What to do:
Leave the images aside and output every entry exactly.

Dataset rows for apps and sites:
-----
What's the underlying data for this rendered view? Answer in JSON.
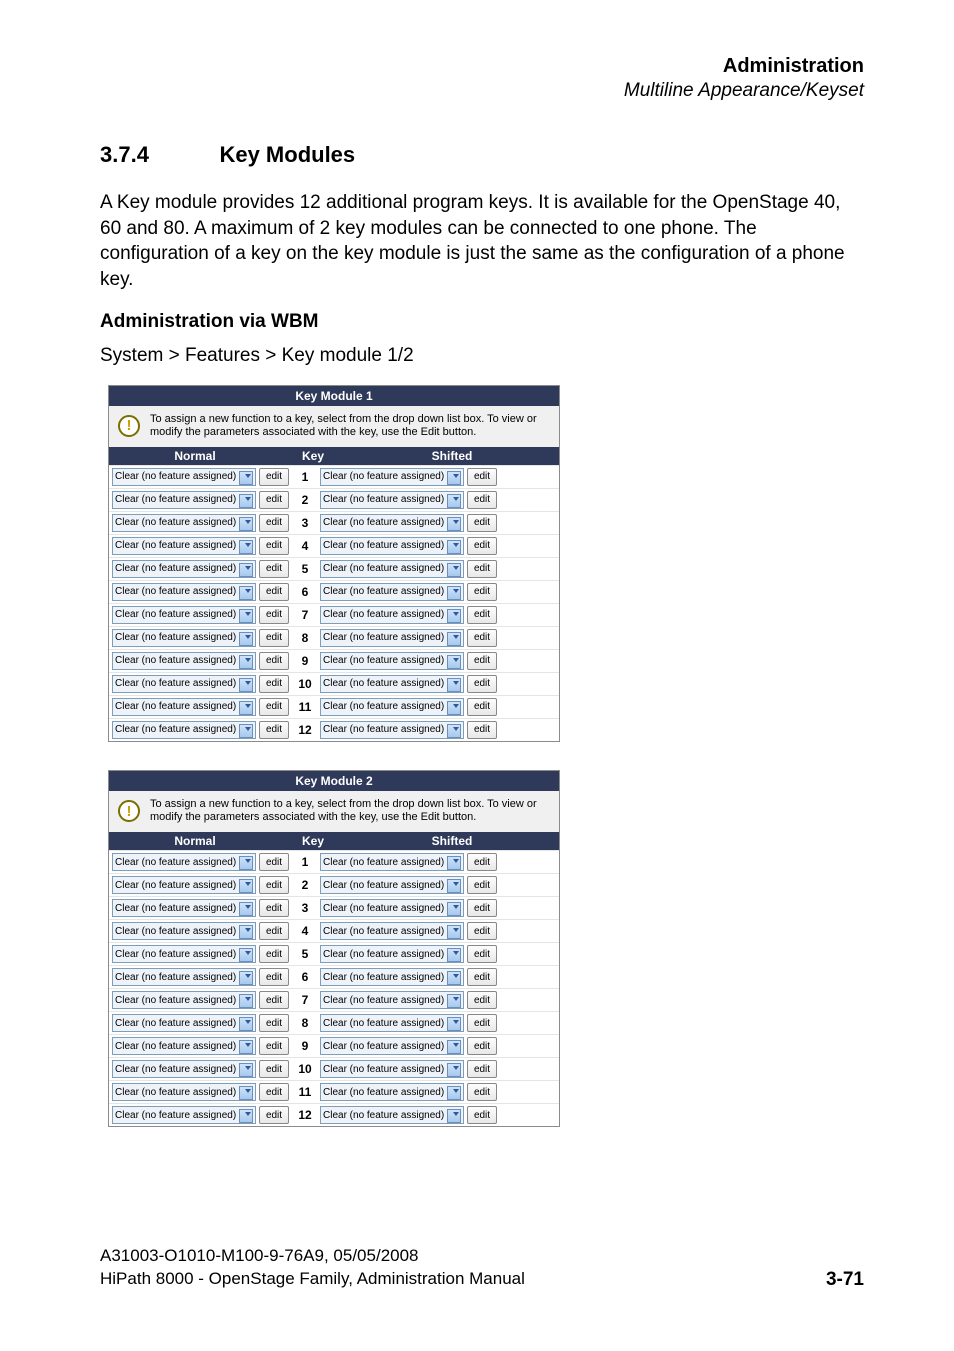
{
  "header": {
    "title": "Administration",
    "subtitle": "Multiline Appearance/Keyset"
  },
  "section": {
    "number": "3.7.4",
    "title": "Key Modules"
  },
  "paragraph": "A Key module provides 12 additional program keys. It is available for the OpenStage 40, 60 and 80. A maximum of 2 key modules can be connected to one phone. The configuration of a key on the key module is just the same as the configuration of a phone key.",
  "subheading": "Administration via WBM",
  "path": "System > Features > Key module 1/2",
  "km_info_text": "To assign a new function to a key, select from the drop down list box. To view or modify the parameters associated with the key, use the Edit button.",
  "cols": {
    "normal": "Normal",
    "key": "Key",
    "shifted": "Shifted"
  },
  "option_text": "Clear (no feature assigned)",
  "edit_label": "edit",
  "modules": [
    {
      "title": "Key Module 1",
      "keys": [
        1,
        2,
        3,
        4,
        5,
        6,
        7,
        8,
        9,
        10,
        11,
        12
      ]
    },
    {
      "title": "Key Module 2",
      "keys": [
        1,
        2,
        3,
        4,
        5,
        6,
        7,
        8,
        9,
        10,
        11,
        12
      ]
    }
  ],
  "footer": {
    "line1": "A31003-O1010-M100-9-76A9, 05/05/2008",
    "line2": "HiPath 8000 - OpenStage Family, Administration Manual",
    "page": "3-71"
  }
}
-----
Output of the exercise:
What's the underlying data for this rendered view? Answer in JSON.
{
  "header": {
    "title": "Administration",
    "subtitle": "Multiline Appearance/Keyset"
  },
  "section": {
    "number": "3.7.4",
    "title": "Key Modules"
  },
  "paragraph": "A Key module provides 12 additional program keys. It is available for the OpenStage 40, 60 and 80. A maximum of 2 key modules can be connected to one phone. The configuration of a key on the key module is just the same as the configuration of a phone key.",
  "subheading": "Administration via WBM",
  "path": "System > Features > Key module 1/2",
  "km_info_text": "To assign a new function to a key, select from the drop down list box. To view or modify the parameters associated with the key, use the Edit button.",
  "cols": {
    "normal": "Normal",
    "key": "Key",
    "shifted": "Shifted"
  },
  "option_text": "Clear (no feature assigned)",
  "edit_label": "edit",
  "modules": [
    {
      "title": "Key Module 1",
      "keys": [
        1,
        2,
        3,
        4,
        5,
        6,
        7,
        8,
        9,
        10,
        11,
        12
      ]
    },
    {
      "title": "Key Module 2",
      "keys": [
        1,
        2,
        3,
        4,
        5,
        6,
        7,
        8,
        9,
        10,
        11,
        12
      ]
    }
  ],
  "footer": {
    "line1": "A31003-O1010-M100-9-76A9, 05/05/2008",
    "line2": "HiPath 8000 - OpenStage Family, Administration Manual",
    "page": "3-71"
  }
}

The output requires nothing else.